Print the data once more, exactly as given. Drop the pictures.

+++ Study material

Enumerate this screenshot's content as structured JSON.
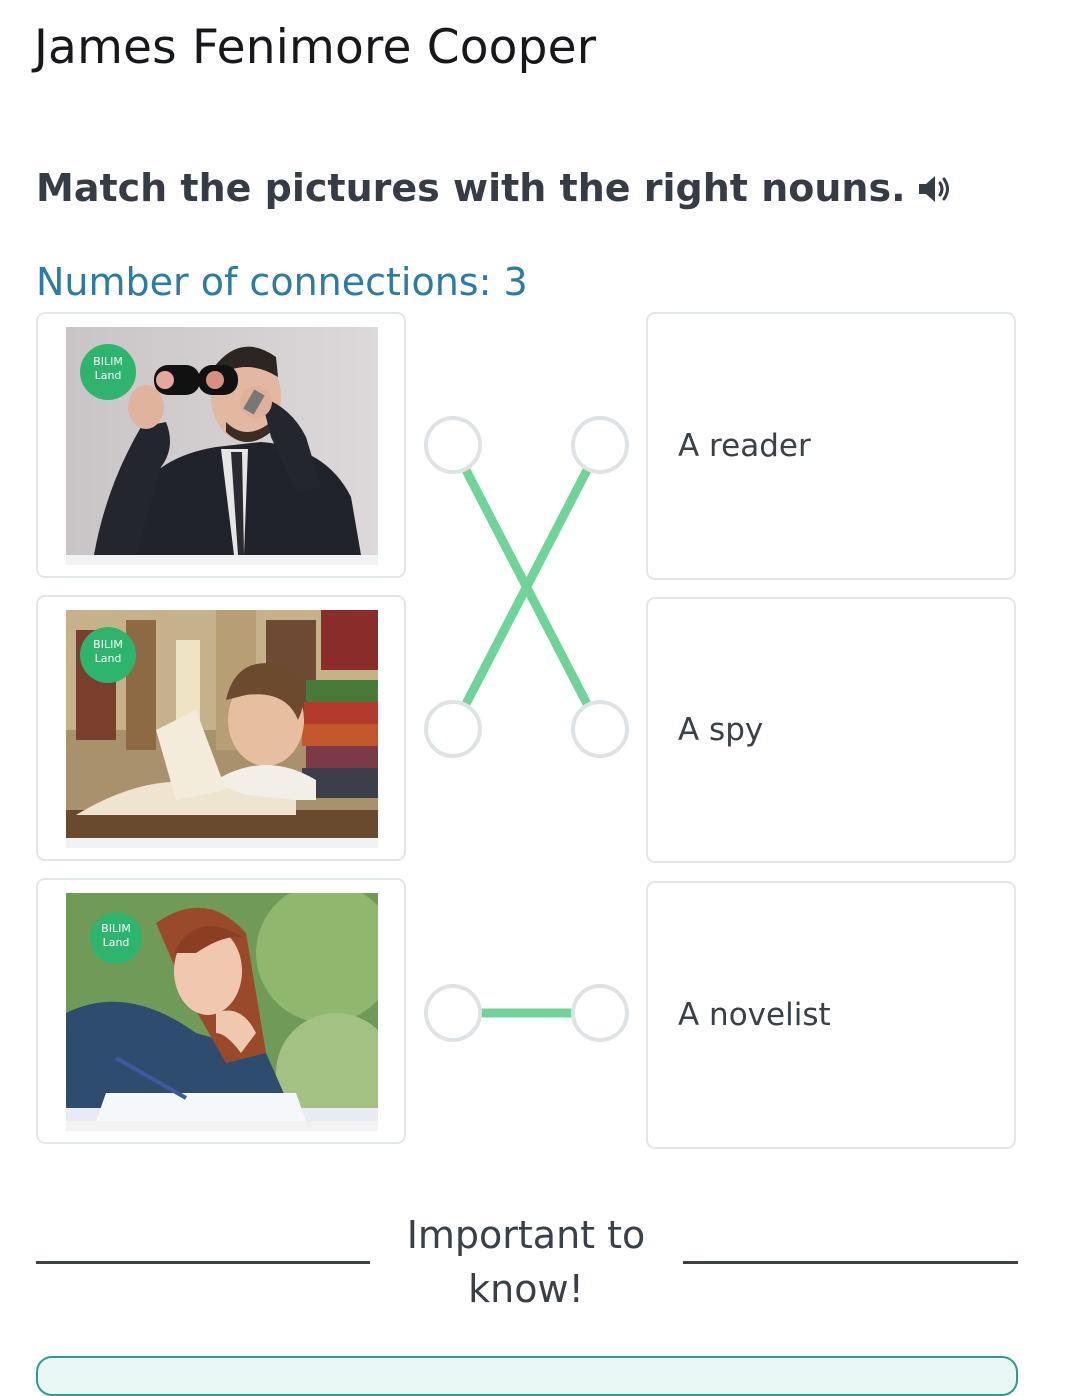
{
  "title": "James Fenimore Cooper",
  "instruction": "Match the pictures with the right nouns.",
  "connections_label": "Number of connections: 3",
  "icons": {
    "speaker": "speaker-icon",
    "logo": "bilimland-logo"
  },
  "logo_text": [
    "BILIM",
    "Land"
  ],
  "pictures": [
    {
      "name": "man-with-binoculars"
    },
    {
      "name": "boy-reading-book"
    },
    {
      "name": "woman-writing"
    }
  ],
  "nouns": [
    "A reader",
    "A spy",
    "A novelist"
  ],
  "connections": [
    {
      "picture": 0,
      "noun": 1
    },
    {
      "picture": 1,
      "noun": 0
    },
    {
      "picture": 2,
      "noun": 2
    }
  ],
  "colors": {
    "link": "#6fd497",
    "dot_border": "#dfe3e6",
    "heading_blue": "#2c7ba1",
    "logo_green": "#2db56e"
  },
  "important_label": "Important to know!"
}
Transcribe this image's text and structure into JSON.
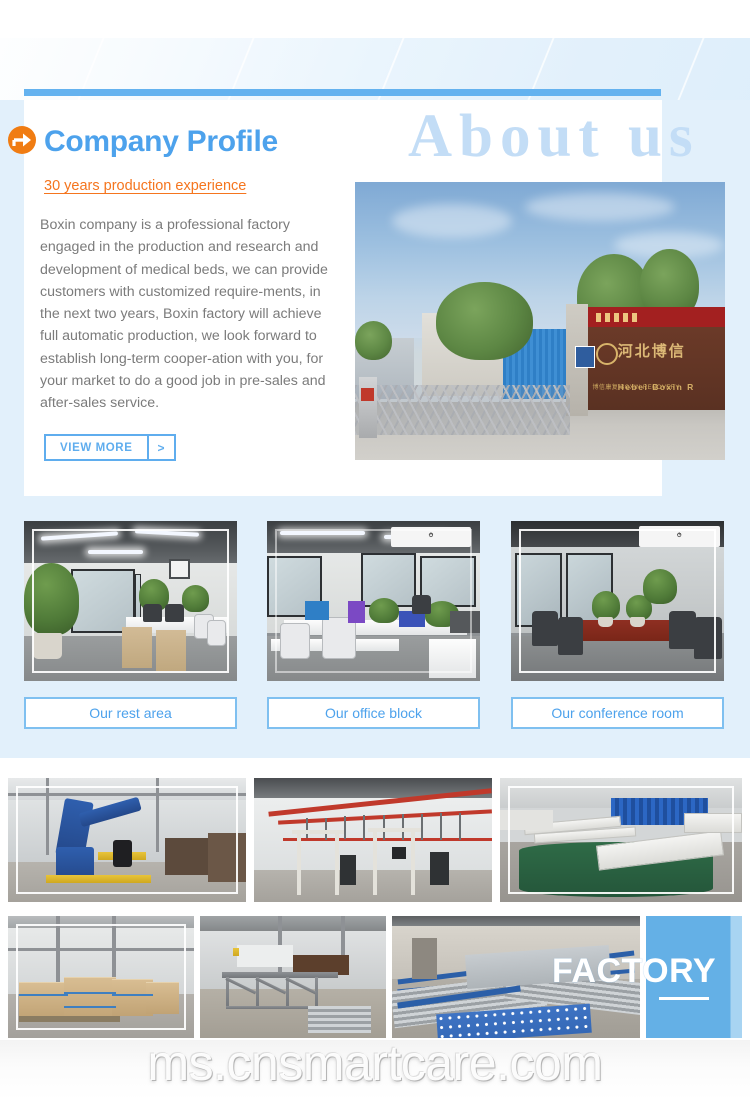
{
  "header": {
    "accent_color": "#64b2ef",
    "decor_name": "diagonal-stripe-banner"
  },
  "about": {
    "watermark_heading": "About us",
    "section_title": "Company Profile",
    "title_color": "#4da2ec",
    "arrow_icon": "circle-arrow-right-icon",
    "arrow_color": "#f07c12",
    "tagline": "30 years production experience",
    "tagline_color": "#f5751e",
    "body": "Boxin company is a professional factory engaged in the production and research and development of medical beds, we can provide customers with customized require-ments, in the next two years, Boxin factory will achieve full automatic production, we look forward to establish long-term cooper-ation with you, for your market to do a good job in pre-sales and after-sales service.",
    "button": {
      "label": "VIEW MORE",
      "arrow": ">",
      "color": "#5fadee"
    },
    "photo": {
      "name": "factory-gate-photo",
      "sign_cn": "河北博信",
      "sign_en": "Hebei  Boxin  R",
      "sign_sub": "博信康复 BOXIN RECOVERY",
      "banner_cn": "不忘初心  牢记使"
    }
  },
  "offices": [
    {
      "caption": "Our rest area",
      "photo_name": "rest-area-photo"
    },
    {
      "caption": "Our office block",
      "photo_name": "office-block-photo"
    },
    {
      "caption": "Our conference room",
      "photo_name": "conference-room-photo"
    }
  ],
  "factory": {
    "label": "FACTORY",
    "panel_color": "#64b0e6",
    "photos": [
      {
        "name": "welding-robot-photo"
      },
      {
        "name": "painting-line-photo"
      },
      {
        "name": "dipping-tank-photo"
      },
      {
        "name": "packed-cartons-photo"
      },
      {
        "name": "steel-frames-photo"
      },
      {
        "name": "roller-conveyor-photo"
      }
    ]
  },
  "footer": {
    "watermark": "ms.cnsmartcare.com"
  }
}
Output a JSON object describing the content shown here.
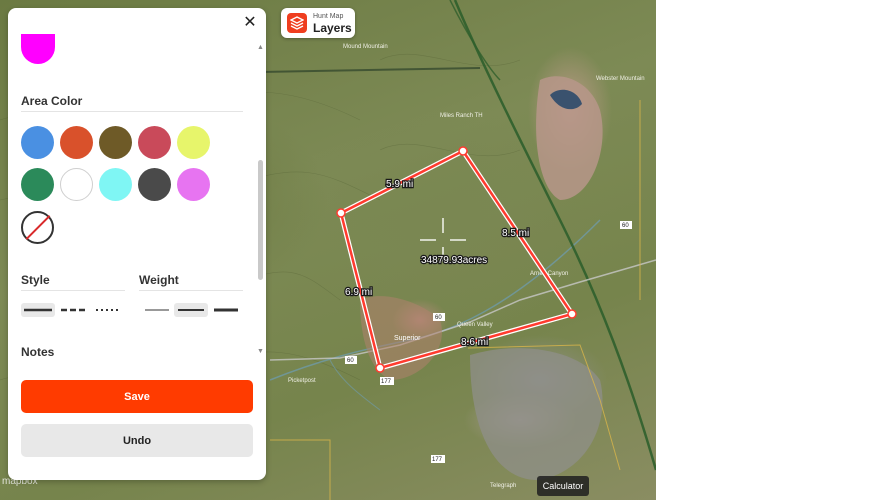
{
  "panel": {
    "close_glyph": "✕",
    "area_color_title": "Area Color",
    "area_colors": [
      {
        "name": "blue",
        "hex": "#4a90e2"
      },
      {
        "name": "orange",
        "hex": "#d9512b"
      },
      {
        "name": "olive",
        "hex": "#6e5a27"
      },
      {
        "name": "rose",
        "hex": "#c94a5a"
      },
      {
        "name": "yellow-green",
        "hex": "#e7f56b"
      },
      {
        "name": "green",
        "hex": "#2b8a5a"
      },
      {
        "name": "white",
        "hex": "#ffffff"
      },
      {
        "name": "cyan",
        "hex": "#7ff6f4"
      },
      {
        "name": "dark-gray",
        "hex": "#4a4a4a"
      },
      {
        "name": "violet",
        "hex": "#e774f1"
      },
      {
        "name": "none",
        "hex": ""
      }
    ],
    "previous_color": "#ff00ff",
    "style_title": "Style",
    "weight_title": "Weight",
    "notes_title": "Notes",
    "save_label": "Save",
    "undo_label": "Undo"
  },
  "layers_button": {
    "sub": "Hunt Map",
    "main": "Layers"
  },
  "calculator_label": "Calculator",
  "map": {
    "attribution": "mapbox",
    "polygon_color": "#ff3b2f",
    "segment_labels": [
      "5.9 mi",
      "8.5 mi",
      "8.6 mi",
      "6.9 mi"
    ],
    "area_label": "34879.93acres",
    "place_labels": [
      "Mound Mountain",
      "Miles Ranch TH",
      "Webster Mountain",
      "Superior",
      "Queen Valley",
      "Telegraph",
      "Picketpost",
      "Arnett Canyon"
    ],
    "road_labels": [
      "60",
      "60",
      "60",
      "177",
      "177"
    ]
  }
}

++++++

• **Written solution**
Enumerate this screenshot's content as structured JSON.
{
  "title": "James Fenimore Cooper",
  "instruction": "Match the pictures with the right nouns.",
  "connections_label": "Number of connections: 3",
  "icons": {
    "speaker": "speaker-icon",
    "logo": "bilimland-logo"
  },
  "logo_text": [
    "BILIM",
    "Land"
  ],
  "pictures": [
    {
      "name": "man-with-binoculars"
    },
    {
      "name": "boy-reading-book"
    },
    {
      "name": "woman-writing"
    }
  ],
  "nouns": [
    "A reader",
    "A spy",
    "A novelist"
  ],
  "connections": [
    {
      "picture": 0,
      "noun": 1
    },
    {
      "picture": 1,
      "noun": 0
    },
    {
      "picture": 2,
      "noun": 2
    }
  ],
  "colors": {
    "link": "#6fd497",
    "dot_border": "#dfe3e6",
    "heading_blue": "#2c7ba1",
    "logo_green": "#2db56e"
  },
  "important_label": "Important to know!"
}
Transcribe this image's text and structure into JSON.
{
  "header": {
    "accent_color": "#64b2ef",
    "decor_name": "diagonal-stripe-banner"
  },
  "about": {
    "watermark_heading": "About us",
    "section_title": "Company Profile",
    "title_color": "#4da2ec",
    "arrow_icon": "circle-arrow-right-icon",
    "arrow_color": "#f07c12",
    "tagline": "30 years production experience",
    "tagline_color": "#f5751e",
    "body": "Boxin company is a professional factory engaged in the production and research and development of medical beds, we can provide customers with customized require-ments, in the next two years, Boxin factory will achieve full automatic production, we look forward to establish long-term cooper-ation with you, for your market to do a good job in pre-sales and after-sales service.",
    "button": {
      "label": "VIEW MORE",
      "arrow": ">",
      "color": "#5fadee"
    },
    "photo": {
      "name": "factory-gate-photo",
      "sign_cn": "河北博信",
      "sign_en": "Hebei  Boxin  R",
      "sign_sub": "博信康复 BOXIN RECOVERY",
      "banner_cn": "不忘初心  牢记使"
    }
  },
  "offices": [
    {
      "caption": "Our rest area",
      "photo_name": "rest-area-photo"
    },
    {
      "caption": "Our office block",
      "photo_name": "office-block-photo"
    },
    {
      "caption": "Our conference room",
      "photo_name": "conference-room-photo"
    }
  ],
  "factory": {
    "label": "FACTORY",
    "panel_color": "#64b0e6",
    "photos": [
      {
        "name": "welding-robot-photo"
      },
      {
        "name": "painting-line-photo"
      },
      {
        "name": "dipping-tank-photo"
      },
      {
        "name": "packed-cartons-photo"
      },
      {
        "name": "steel-frames-photo"
      },
      {
        "name": "roller-conveyor-photo"
      }
    ]
  },
  "footer": {
    "watermark": "ms.cnsmartcare.com"
  }
}
Output a JSON object describing the content shown here.
{
  "panel": {
    "close_glyph": "✕",
    "area_color_title": "Area Color",
    "area_colors": [
      {
        "name": "blue",
        "hex": "#4a90e2"
      },
      {
        "name": "orange",
        "hex": "#d9512b"
      },
      {
        "name": "olive",
        "hex": "#6e5a27"
      },
      {
        "name": "rose",
        "hex": "#c94a5a"
      },
      {
        "name": "yellow-green",
        "hex": "#e7f56b"
      },
      {
        "name": "green",
        "hex": "#2b8a5a"
      },
      {
        "name": "white",
        "hex": "#ffffff"
      },
      {
        "name": "cyan",
        "hex": "#7ff6f4"
      },
      {
        "name": "dark-gray",
        "hex": "#4a4a4a"
      },
      {
        "name": "violet",
        "hex": "#e774f1"
      },
      {
        "name": "none",
        "hex": ""
      }
    ],
    "previous_color": "#ff00ff",
    "style_title": "Style",
    "weight_title": "Weight",
    "notes_title": "Notes",
    "save_label": "Save",
    "undo_label": "Undo"
  },
  "layers_button": {
    "sub": "Hunt Map",
    "main": "Layers"
  },
  "calculator_label": "Calculator",
  "map": {
    "attribution": "mapbox",
    "polygon_color": "#ff3b2f",
    "segment_labels": [
      "5.9 mi",
      "8.5 mi",
      "8.6 mi",
      "6.9 mi"
    ],
    "area_label": "34879.93acres",
    "place_labels": [
      "Mound Mountain",
      "Miles Ranch TH",
      "Webster Mountain",
      "Superior",
      "Queen Valley",
      "Telegraph",
      "Picketpost",
      "Arnett Canyon"
    ],
    "road_labels": [
      "60",
      "60",
      "60",
      "177",
      "177"
    ]
  }
}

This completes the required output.